The monastic day is divided into three parts of eight hours each; one is dedicated to prayer, one to work and the third to sleep.
The prayer of the monks is divided into public and private. All the monks unite in communal worship, that is the saying of the various offices and services in the central church and smaller chapels. The most common services are Vespers, Compline, Midnight Mass, Matins and the Liturgy, which increase in elaborateness on feast days and especially on the vigils before festivals. Almost all the services are held at night.
Private worship is based on the short prayer Kyrie Eleison’ (Lord Jesus Christ, have mercy on me). Rosaries are frequently employed to number the prayers. The monks of the Holy Mountain especially revere the Blessed Virgin Mary, who, as we have said earlier, is regarded as the Queen of Athos.
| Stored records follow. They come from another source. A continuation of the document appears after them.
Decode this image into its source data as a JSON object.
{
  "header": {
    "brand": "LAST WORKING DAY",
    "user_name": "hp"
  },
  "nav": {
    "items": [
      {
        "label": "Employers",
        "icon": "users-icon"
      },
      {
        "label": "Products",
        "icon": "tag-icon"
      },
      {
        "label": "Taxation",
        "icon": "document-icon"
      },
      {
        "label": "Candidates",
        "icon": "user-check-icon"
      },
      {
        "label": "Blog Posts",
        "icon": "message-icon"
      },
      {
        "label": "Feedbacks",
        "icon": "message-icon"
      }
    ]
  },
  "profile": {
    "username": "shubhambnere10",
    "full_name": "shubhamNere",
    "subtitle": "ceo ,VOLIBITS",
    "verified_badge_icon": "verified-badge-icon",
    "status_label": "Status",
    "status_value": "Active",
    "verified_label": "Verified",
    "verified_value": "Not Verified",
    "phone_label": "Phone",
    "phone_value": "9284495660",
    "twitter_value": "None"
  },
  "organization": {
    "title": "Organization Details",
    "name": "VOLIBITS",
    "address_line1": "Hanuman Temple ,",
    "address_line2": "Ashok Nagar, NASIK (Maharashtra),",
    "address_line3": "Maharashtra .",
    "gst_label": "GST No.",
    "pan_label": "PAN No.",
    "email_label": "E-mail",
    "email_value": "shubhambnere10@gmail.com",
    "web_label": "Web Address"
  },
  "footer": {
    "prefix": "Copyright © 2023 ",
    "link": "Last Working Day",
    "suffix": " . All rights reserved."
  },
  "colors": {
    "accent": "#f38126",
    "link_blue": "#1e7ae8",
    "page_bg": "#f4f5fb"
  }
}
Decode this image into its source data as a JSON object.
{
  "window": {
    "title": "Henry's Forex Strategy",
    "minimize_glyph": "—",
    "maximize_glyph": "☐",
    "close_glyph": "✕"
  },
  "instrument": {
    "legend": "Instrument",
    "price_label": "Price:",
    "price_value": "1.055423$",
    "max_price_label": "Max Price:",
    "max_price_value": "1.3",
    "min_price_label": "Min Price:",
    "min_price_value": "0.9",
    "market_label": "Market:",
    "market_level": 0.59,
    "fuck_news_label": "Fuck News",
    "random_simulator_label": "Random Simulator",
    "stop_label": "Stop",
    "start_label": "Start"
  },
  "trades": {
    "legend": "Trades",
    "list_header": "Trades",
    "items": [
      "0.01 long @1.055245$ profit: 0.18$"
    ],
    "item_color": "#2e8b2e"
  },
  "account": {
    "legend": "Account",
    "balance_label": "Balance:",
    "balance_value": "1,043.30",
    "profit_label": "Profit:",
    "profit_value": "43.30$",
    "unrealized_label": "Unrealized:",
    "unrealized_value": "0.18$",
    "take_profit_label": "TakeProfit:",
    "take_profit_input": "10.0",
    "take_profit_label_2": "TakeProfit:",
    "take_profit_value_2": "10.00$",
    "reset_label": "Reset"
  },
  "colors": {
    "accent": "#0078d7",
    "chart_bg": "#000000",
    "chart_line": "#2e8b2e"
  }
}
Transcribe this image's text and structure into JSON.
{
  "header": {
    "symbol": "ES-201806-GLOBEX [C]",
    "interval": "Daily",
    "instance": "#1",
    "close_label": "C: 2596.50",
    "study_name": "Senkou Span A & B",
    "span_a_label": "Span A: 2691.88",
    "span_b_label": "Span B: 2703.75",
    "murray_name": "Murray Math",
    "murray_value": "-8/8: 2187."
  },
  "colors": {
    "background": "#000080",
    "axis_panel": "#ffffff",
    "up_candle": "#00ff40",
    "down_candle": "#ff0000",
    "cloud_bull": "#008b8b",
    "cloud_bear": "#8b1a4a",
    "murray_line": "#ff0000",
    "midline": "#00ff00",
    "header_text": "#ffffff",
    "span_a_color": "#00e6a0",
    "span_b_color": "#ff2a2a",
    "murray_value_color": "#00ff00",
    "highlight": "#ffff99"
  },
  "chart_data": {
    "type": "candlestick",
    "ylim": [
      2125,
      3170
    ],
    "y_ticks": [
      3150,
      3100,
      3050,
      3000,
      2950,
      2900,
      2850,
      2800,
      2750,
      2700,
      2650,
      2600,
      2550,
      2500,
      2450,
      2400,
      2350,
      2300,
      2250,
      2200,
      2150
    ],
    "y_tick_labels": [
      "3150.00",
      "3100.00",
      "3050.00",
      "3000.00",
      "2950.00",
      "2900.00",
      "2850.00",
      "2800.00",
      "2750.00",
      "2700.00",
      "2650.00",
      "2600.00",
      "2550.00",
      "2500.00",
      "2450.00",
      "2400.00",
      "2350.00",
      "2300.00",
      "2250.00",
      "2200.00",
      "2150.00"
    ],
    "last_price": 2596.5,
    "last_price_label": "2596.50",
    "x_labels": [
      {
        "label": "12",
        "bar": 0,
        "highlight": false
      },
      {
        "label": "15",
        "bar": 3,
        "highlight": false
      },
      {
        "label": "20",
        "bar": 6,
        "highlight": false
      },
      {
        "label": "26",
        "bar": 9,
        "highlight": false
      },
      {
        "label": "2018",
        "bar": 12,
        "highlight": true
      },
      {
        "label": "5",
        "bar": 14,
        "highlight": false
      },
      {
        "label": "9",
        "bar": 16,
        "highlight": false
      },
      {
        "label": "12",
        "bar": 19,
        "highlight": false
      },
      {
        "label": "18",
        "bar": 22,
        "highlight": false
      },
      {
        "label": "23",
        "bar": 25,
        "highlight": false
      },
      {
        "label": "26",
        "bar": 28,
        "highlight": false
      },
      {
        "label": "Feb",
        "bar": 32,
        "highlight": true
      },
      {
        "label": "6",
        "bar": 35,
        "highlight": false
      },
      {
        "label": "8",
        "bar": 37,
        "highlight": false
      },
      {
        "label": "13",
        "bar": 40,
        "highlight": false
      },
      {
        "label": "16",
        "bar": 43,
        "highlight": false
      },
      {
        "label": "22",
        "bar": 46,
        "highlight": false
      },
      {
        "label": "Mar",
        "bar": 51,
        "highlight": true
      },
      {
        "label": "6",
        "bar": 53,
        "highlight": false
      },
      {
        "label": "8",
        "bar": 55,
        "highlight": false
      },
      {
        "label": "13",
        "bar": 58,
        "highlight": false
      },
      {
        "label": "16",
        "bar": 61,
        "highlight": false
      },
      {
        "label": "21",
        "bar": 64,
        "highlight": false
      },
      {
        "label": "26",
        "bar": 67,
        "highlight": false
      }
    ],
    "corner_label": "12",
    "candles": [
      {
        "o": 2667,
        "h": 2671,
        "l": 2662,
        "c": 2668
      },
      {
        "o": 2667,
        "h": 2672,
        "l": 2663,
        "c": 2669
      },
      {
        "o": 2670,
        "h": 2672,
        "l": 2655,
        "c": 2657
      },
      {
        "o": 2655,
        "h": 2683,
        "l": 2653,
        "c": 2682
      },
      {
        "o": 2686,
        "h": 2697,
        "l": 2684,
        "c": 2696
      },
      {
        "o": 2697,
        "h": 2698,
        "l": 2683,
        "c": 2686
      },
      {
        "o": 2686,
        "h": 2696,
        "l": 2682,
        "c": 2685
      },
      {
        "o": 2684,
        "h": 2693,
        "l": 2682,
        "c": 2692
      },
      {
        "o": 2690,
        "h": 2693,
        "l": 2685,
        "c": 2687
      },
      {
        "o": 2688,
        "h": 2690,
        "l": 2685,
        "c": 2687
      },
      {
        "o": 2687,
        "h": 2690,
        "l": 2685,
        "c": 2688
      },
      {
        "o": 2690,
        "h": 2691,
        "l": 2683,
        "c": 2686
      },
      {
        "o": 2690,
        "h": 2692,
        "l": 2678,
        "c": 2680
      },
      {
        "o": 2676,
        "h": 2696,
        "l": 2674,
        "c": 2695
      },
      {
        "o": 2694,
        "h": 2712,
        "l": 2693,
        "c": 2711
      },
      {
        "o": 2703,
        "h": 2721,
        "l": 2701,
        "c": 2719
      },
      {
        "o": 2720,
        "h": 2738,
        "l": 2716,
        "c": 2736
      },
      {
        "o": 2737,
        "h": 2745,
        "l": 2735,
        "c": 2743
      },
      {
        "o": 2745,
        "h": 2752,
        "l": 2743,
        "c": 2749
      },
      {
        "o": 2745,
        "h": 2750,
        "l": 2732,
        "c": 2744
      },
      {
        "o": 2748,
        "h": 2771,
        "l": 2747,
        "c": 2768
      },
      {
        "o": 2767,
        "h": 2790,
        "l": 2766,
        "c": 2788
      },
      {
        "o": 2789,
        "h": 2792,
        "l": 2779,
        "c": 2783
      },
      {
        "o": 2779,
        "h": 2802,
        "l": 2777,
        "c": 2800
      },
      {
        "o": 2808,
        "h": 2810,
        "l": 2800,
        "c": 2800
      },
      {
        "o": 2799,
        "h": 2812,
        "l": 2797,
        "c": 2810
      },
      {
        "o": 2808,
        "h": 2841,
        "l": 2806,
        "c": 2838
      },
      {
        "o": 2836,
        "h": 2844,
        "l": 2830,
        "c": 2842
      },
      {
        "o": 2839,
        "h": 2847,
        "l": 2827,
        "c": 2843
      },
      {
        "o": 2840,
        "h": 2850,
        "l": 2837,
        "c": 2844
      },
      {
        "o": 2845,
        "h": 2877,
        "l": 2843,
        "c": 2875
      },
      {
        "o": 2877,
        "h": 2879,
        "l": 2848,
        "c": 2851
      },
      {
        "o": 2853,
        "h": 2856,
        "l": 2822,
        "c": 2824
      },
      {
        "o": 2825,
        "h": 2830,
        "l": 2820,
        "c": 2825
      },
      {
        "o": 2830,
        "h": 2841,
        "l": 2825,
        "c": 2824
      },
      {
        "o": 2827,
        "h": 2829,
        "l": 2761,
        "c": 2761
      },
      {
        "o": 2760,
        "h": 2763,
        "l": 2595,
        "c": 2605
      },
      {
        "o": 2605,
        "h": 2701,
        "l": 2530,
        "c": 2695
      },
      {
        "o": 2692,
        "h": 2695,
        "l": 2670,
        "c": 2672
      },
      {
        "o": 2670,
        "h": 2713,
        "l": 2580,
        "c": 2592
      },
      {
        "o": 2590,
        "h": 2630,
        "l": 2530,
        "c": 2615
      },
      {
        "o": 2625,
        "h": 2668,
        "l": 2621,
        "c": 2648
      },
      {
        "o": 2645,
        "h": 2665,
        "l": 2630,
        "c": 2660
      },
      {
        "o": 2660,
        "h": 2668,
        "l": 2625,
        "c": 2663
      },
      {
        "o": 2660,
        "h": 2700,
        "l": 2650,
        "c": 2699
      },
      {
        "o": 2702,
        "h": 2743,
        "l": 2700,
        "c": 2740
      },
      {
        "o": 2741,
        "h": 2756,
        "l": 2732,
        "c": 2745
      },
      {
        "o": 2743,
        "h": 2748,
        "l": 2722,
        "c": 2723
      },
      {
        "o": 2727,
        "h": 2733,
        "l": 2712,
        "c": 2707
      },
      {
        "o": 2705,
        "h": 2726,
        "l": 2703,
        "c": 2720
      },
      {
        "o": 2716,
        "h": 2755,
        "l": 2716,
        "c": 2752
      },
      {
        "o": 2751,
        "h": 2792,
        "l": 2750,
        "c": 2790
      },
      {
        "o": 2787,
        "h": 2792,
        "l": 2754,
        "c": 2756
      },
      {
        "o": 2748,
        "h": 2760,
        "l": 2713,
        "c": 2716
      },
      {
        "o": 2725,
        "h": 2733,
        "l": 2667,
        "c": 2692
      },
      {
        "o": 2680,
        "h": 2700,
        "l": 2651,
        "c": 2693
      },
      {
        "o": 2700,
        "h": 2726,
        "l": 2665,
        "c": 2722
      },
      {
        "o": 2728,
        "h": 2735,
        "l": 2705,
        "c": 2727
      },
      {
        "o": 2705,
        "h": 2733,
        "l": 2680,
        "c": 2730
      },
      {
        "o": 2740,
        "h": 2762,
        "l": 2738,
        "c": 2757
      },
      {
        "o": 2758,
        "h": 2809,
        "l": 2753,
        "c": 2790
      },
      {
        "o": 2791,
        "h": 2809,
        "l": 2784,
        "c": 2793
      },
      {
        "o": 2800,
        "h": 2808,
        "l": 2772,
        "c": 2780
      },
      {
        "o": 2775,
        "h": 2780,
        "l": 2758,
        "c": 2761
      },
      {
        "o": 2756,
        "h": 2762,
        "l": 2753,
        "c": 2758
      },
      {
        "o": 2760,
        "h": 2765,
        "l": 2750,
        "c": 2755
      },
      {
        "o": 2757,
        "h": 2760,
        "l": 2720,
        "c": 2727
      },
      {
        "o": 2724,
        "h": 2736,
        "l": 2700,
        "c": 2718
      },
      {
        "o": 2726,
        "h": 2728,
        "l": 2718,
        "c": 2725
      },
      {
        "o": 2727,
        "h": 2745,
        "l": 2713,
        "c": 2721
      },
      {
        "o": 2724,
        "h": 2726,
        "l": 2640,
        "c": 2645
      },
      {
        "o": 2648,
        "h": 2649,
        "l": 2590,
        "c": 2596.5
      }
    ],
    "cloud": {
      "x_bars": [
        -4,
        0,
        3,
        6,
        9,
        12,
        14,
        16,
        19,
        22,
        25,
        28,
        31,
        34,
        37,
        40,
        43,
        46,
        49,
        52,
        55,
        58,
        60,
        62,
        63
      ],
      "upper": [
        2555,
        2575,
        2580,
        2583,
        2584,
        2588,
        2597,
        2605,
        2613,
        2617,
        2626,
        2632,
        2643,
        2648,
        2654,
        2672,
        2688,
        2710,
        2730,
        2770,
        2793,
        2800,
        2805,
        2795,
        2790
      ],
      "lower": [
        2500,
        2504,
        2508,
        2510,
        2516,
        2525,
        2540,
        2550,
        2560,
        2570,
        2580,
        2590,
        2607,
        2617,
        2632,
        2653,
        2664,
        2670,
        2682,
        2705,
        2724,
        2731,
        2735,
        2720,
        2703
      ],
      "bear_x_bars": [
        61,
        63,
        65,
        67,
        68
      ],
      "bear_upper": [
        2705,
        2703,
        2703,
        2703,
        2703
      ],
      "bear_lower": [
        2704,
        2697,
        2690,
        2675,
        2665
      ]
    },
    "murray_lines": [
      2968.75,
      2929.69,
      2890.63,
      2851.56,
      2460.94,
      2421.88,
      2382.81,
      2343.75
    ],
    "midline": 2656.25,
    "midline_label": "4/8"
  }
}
Each of the Athonite monks, who today number 1700, works for his monastery. Tasks are assigned to him by his superiors. Hence provision made for the performance of worship, the safe-keeping of the treasures. The care of the brothers and pilgrims etc. It should be noted that the relatively small numbers of monks in the monasteries is totally disproportionate to the many duties required of them, and it is quite usual to find one monk performing two or more such tasks. Many monasteries are obliged to hire lay labourers to carry out many of the necessary jobs, especially the ones outside the monastery. Some of the tasks assigned only to monks are listed below. The pyloros or portaris is the monk responsible for the opening and closing of the main gate of the monastery. He has his quarters within the gate tower, and is required to check the credentials of visitors and to conduct them to the archontaris. The archcontaris is the monk responsible for providing food and lodging for visitors. He is sometimes assisted by another monk, the pararchontaris. The koudounokroustis or kabinaris beats the wooden gong (semantron) summon the monks to the various services and rings the bells on feast days. The ecclesiastikos is responsible for the preparation of the church before the services. The bemataris is the custodian of the holy relics the chancel, whose duty it is to show them to any visitor or pilgrim who requests to see them. The typikaris is the master of ceremonies in the church, indicates to the cantors the troparia and readings for the day. The anagnostis is the reader of the lessons in the church and in the refectory. The trapezaris is responsible for the refectory and the preparation of the tables. The mageiras is the cook in charge of the monastic kitchen. The magipas is the monastic baker. The docheiaris is in charge of the storerooms. The nosokomos is the monk in charge of the infirmary and is responsible for nursing the sick monks. The gerokomos is the monk entrusted with the care of those monks who are too old and frail to be left alone. The bibliothekarios holds the keys of the library and is responsible for the care and safety of the books. The skevophylax is the monk responsible for the building containing the treasure of the monastery. Usually more than one monk is appointed, and each holds his own key. The synodikaris is the monk responsible for the care and maintenance of the room in which the superiors of the monastery hold their meetings. The prosmonarios is the monk appointed in monastaries which house a miracle working icon of the Virgin Mary to take charge of both the icon and its chapel. He recites prayers to the Virgin, and accepts the oblations of pilgrims. The arsanaris is the monk originally of the port, and now responsible for the goods brought in from outside to supply the monastery. He may live in tower there, or may go to the harbour only when necessary.
It general, the diet of the monks of Athos is very frugal and is based on bread, oil, wine, olives, vegetables and pulses. The monks on Athos maintain the old tradition of hospitality to all visitors. Many pilgrims or workmen, especially in the summer months, find food and lodging in the monasteries. The guest chambers are always open.